Web page and app entries
---+---
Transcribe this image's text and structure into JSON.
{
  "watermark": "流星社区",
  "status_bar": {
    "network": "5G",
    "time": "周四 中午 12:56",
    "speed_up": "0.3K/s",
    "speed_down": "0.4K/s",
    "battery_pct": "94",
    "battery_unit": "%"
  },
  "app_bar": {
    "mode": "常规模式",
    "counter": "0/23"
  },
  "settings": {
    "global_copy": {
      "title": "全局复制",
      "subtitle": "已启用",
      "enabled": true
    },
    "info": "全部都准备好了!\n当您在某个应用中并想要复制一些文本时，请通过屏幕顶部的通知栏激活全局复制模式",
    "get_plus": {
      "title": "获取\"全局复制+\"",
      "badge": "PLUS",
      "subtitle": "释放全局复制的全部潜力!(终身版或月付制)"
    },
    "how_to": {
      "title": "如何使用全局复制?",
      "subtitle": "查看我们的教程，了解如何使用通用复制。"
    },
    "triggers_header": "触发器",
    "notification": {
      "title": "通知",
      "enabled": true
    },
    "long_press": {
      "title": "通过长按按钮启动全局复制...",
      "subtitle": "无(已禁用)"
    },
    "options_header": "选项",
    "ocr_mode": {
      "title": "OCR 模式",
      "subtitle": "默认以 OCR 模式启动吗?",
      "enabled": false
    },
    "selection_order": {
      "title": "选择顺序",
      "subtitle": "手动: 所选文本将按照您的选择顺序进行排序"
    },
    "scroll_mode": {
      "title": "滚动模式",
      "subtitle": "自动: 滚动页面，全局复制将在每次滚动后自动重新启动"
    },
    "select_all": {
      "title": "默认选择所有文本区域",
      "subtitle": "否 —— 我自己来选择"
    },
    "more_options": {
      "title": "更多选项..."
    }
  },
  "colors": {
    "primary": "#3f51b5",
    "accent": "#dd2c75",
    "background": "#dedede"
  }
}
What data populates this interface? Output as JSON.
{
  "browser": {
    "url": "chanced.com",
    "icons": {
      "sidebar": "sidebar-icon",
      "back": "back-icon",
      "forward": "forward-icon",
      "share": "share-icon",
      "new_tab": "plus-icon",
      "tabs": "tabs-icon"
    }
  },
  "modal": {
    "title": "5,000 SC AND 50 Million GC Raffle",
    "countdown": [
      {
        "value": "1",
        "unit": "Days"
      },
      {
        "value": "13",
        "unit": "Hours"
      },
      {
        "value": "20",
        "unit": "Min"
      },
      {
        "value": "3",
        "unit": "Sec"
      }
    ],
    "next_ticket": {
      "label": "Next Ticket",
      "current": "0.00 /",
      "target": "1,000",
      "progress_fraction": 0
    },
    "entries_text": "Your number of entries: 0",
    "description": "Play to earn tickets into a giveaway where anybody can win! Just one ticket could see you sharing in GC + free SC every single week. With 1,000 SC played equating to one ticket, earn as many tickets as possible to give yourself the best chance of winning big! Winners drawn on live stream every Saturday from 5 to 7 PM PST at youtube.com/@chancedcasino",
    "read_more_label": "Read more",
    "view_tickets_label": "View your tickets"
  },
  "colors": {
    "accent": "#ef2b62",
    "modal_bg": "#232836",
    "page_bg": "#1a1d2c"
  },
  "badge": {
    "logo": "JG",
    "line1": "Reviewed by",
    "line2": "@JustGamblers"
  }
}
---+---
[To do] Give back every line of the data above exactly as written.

[Task answer]
Transcribe this image's text and structure into JSON.
{
  "watermark": "流星社区",
  "status_bar": {
    "network": "5G",
    "time": "周四 中午 12:56",
    "speed_up": "0.3K/s",
    "speed_down": "0.4K/s",
    "battery_pct": "94",
    "battery_unit": "%"
  },
  "app_bar": {
    "mode": "常规模式",
    "counter": "0/23"
  },
  "settings": {
    "global_copy": {
      "title": "全局复制",
      "subtitle": "已启用",
      "enabled": true
    },
    "info": "全部都准备好了!\n当您在某个应用中并想要复制一些文本时，请通过屏幕顶部的通知栏激活全局复制模式",
    "get_plus": {
      "title": "获取\"全局复制+\"",
      "badge": "PLUS",
      "subtitle": "释放全局复制的全部潜力!(终身版或月付制)"
    },
    "how_to": {
      "title": "如何使用全局复制?",
      "subtitle": "查看我们的教程，了解如何使用通用复制。"
    },
    "triggers_header": "触发器",
    "notification": {
      "title": "通知",
      "enabled": true
    },
    "long_press": {
      "title": "通过长按按钮启动全局复制...",
      "subtitle": "无(已禁用)"
    },
    "options_header": "选项",
    "ocr_mode": {
      "title": "OCR 模式",
      "subtitle": "默认以 OCR 模式启动吗?",
      "enabled": false
    },
    "selection_order": {
      "title": "选择顺序",
      "subtitle": "手动: 所选文本将按照您的选择顺序进行排序"
    },
    "scroll_mode": {
      "title": "滚动模式",
      "subtitle": "自动: 滚动页面，全局复制将在每次滚动后自动重新启动"
    },
    "select_all": {
      "title": "默认选择所有文本区域",
      "subtitle": "否 —— 我自己来选择"
    },
    "more_options": {
      "title": "更多选项..."
    }
  },
  "colors": {
    "primary": "#3f51b5",
    "accent": "#dd2c75",
    "background": "#dedede"
  }
}
What data populates this interface? Output as JSON.
{
  "browser": {
    "url": "chanced.com",
    "icons": {
      "sidebar": "sidebar-icon",
      "back": "back-icon",
      "forward": "forward-icon",
      "share": "share-icon",
      "new_tab": "plus-icon",
      "tabs": "tabs-icon"
    }
  },
  "modal": {
    "title": "5,000 SC AND 50 Million GC Raffle",
    "countdown": [
      {
        "value": "1",
        "unit": "Days"
      },
      {
        "value": "13",
        "unit": "Hours"
      },
      {
        "value": "20",
        "unit": "Min"
      },
      {
        "value": "3",
        "unit": "Sec"
      }
    ],
    "next_ticket": {
      "label": "Next Ticket",
      "current": "0.00 /",
      "target": "1,000",
      "progress_fraction": 0
    },
    "entries_text": "Your number of entries: 0",
    "description": "Play to earn tickets into a giveaway where anybody can win! Just one ticket could see you sharing in GC + free SC every single week. With 1,000 SC played equating to one ticket, earn as many tickets as possible to give yourself the best chance of winning big! Winners drawn on live stream every Saturday from 5 to 7 PM PST at youtube.com/@chancedcasino",
    "read_more_label": "Read more",
    "view_tickets_label": "View your tickets"
  },
  "colors": {
    "accent": "#ef2b62",
    "modal_bg": "#232836",
    "page_bg": "#1a1d2c"
  },
  "badge": {
    "logo": "JG",
    "line1": "Reviewed by",
    "line2": "@JustGamblers"
  }
}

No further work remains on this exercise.